“Death ’n’ roll” arose with Entombed’s 1993 album Wolverine Blues ... Wolverine Blues was like ’70s hard rock tuned down and run through massive distortion and death growls.
- Ramirez, Carlos (12 October 2012). "THE FORESHADOWING CRAFT GOTHIC DOOM MASTERPIECES". Noise Creep. Archived from the original on 2018-08-11. Retrieved 11 August 2018.
- "The 9 albums that inspired King Goat's progressive doom sound".
- Ellis, Iain (2008). Rebels Wit Attitude: Subversive Rock Humorists. Soft Skull Press. p. 258. ISBN 1-59376-206-2.
- Wiederhorn 2009, p. 62.
- Cummins, Johnson (April 2009). "Myth Demeanour: Finland's Korpiklaani lead the pagan metal pack". 24 (44). Montreal Mirror. Archived from the original on 2009-07-01. Retrieved 2009-05-11.
- Jonsson 2011.
- Christe, Ian (2004). Sound of the Beast: The Complete Headbanging History of Heavy Metal. Harper Paperbacks. p. 253. ISBN 0380811278. Retrieved 6 August 2011.
- Prato, Greg (16 September 2014). Primus, Over the Electric Grapevine: Insight into Primus and the World of Les Claypool.

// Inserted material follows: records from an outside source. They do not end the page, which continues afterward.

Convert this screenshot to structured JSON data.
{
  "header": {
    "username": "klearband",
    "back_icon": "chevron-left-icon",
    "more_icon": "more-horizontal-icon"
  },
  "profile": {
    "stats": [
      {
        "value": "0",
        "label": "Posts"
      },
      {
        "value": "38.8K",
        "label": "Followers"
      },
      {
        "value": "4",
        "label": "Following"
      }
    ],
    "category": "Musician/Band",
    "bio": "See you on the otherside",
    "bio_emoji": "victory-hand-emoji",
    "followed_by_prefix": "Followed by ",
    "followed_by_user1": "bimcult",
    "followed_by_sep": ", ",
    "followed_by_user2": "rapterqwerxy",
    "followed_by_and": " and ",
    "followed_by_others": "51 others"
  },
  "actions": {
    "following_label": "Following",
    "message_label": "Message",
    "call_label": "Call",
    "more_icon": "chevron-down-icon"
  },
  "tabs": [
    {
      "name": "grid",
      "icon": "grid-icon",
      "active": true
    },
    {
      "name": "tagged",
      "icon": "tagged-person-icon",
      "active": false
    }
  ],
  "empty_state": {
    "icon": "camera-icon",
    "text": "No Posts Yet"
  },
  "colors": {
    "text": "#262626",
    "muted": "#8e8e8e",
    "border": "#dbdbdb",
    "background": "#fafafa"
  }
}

Akashic Books. ISBN 978-1-61775-322-0.
- Metal Hammer #173
- Coyle, Doc. "Hidden Gems: Rediscovering The '90s Post-Thrash Groove Metal Scene". VH1. Archived from the original on 2018-07-31. Retrieved 30 July 2018.
- Ramirez, Carlos. "Rediscovered Steel - Prong's 'Beg to Differ' - Noisecreep". Noisecreep. Archived from the original on 2009-08-26. Retrieved 10 July 2010.
- Christe (2003), Sound of the Beast, p. 264,
As close to death metal as any other gold-selling record before it, Chaos A.D. stripped down Sepultura's sound into a coarse metallic loop. The CD sold half a million copies, and alongside Pantera the band forged a streetwise, death-derived groove metal that inspired an upcoming generation of mavens in the 1990s.
- "Helloween - Biography & History - AllMusic". AllMusic. Archived from the original on 2018-07-31. Retrieved 2018-07-30.
- What Is Power Metal?, by Dan Marsicano Archived 2009-04-25 at the Wayback Machine. (about.com)
- Wiederhorn, Jon (4 August 2016). "A Brief History of Post-Metal". Bandcamp. Archived from the original on 2017-05-20. Retrieved 14 November 2017.